1:45 PM - 2:00 PM
[ACG36-05] Remote sensing of cloud using the deep learning based on three-dimensional radiative transfer
Keywords:deep learning, remote sensing, cloud, radiative transfer
We will present a few applications of the deep learning to remote sensing of cloud from satellite- and ground-based optical measurements. In optical remote sensing of clouds, three-dimensional (3-D) radiative transfer effects are a major source of retrieval errors. Radiative interactions operate across spatial elements of the cloudy atmosphere at a wide range of spatial scales. Radiance measured at each pixel of an image taken by a satellite-based imager or ground-based camera is influenced by not only cloud density and microphysical properties along the line of sight but also the spatial distribution of clouds in a wide domain surrounding the line of sight.

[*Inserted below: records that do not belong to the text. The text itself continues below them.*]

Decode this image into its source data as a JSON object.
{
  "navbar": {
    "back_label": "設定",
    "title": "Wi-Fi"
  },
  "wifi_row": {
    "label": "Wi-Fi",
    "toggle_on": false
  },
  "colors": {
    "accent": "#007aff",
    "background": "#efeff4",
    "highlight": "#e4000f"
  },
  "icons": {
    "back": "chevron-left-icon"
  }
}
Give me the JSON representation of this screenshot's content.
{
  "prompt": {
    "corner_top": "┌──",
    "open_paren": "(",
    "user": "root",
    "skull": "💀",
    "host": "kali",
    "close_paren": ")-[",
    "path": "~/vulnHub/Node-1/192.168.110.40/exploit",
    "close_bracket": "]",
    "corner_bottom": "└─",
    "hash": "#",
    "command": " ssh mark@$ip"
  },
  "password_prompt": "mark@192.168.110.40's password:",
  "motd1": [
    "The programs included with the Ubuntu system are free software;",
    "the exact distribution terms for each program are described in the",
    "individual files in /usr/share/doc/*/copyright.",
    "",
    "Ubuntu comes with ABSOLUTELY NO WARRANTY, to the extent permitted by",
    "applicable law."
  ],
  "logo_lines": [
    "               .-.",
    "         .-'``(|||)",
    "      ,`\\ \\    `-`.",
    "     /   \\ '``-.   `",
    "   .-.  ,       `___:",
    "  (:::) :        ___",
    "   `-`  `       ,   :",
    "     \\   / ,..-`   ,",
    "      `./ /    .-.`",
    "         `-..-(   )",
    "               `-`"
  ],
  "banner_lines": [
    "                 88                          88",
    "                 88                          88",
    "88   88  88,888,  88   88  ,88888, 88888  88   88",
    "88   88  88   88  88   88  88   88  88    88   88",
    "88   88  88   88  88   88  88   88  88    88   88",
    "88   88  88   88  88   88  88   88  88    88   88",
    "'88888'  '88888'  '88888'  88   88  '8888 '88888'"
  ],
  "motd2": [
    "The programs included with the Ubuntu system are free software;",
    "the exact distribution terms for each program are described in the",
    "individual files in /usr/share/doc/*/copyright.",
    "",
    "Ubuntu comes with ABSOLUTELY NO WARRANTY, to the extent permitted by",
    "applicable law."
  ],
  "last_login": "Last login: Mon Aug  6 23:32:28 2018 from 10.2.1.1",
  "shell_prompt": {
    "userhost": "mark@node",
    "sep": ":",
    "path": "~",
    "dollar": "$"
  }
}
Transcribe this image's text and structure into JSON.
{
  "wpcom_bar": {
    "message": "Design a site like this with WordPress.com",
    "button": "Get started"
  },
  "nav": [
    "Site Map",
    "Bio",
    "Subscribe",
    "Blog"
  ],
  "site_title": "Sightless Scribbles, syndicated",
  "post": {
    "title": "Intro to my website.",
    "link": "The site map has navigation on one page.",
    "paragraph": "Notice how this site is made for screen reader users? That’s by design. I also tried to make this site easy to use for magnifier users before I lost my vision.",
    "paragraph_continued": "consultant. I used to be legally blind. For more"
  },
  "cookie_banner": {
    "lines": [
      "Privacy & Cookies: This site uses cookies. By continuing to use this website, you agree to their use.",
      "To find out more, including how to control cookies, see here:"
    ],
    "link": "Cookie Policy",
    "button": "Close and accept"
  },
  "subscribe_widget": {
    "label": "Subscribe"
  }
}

Although the retrieval of cloud properties is usually based on the independent pixel approximation assuming a plane-parallel, homogeneous cloud for each image pixel, the 3-D radiative interaction makes it difficult to retrieve cloud properties at pixel level if one uses single-pixel radiances solely. Thus, use of multiple pixels looks attractive, offering a great potential to accurately retrieve cloud properties from an image. Convolutional neural networks (CNNs) naturally traces the 3-D radiative effects that appear across image pixels, which traditional single-pixel approaches cannot capture. We have thus developed deep learning models to estimate the spatial distribution of cloud properties from multi-spectral, multi-pixel cloud retrieval from satellite imagery and images taken by a ground-based digital camera. Training data of pseudo-observation radiances are made from simulations using a Monte Carlo 3-D radiative transfer model for cloud fields simulated by a large eddy simulation model with high spatial resolution. In this case, the deep learning model is trained to learn the multi-scale spatial structure of clouds in addition to the complicated relationships between cloud properties and radiances. Deep CNNs show high retrieval accuracy for cloud properties such as cloud optical thickness and effective droplet radius from multi-spectral images of visible, near-infrared, and shortwave infrared channels, efficiently deriving the spatial distribution of cloud properties at multiple pixels all at once from radiances at multiple pixels. By using multi-scale features in the images, it is possible to recover the information lost in 3-D radiative transfer. Results show significantly better accuracy compared with traditional approaches.